‘Eco-terrorism’: The not-particularly-interesting parts
The cover story of Pacific Northwest Magazine is about "eco-terrorism." It’s decent enough on its own terms, but disappointingly cursory.
For one thing, the author, Craig Welch, spends almost half the article focusing on the 2001 firebombing of the University of Washington’s Center for Urban Horticulture. What’s notable about that act is not only its violence but its unfathomable foolishness. The professors at CUH were almost all conservationists doing environmentally beneficial work. Apparently the cretins who burnt the place objected to one professor’s genetic engineering of plants — only, oops, that’s not what he was doing.
It was a dunderheaded attack by a collection of dimwitted dipshits, and not a single environmentalist from any organization went on record supporting it. In fact, the article quotes Mitch Friedman condemning it at length.
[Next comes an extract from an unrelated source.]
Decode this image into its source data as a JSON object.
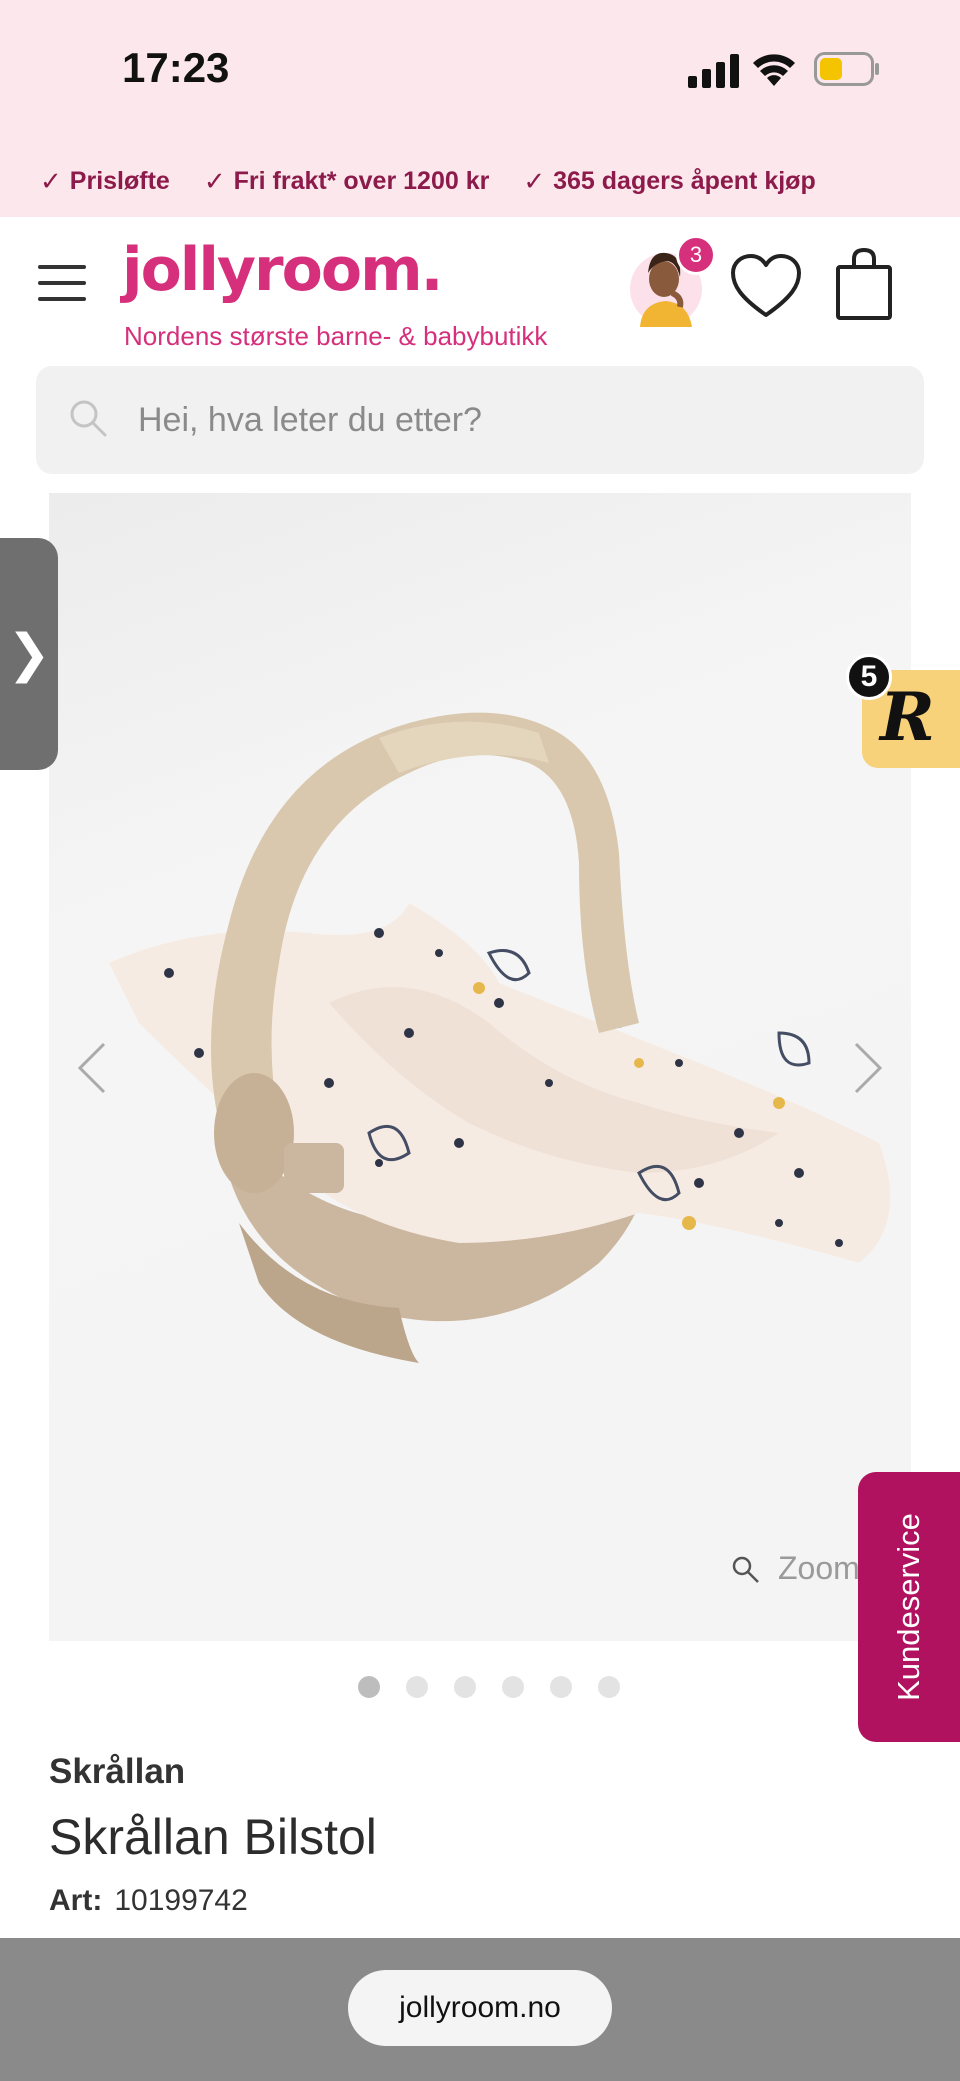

So I’m not sure it reveals much either about "eco-terrorism" or about the evolution of direct action in the environmental movement.
More engaging is the latter half, which traces some of the history of direct action, from Ed Abbey through Earth First! It tells the story of how direct action morphed into the quasi-mythical "ELF," a banner under which any malcontent with a gas can and a chip on his shoulder can set back the work of environmentalism by a decade. Only it kind of stops there, and doesn’t say much about ELF at all.
The article doesn’t shed any light on the current political situation, or set ELF arsons in the context of other violent domestic ideological groups, or explain how this smattering of misguided activists came to be such a high priority for DHS and FBI.
That would be the juicy stuff. I’m still waiting for someone to write that story.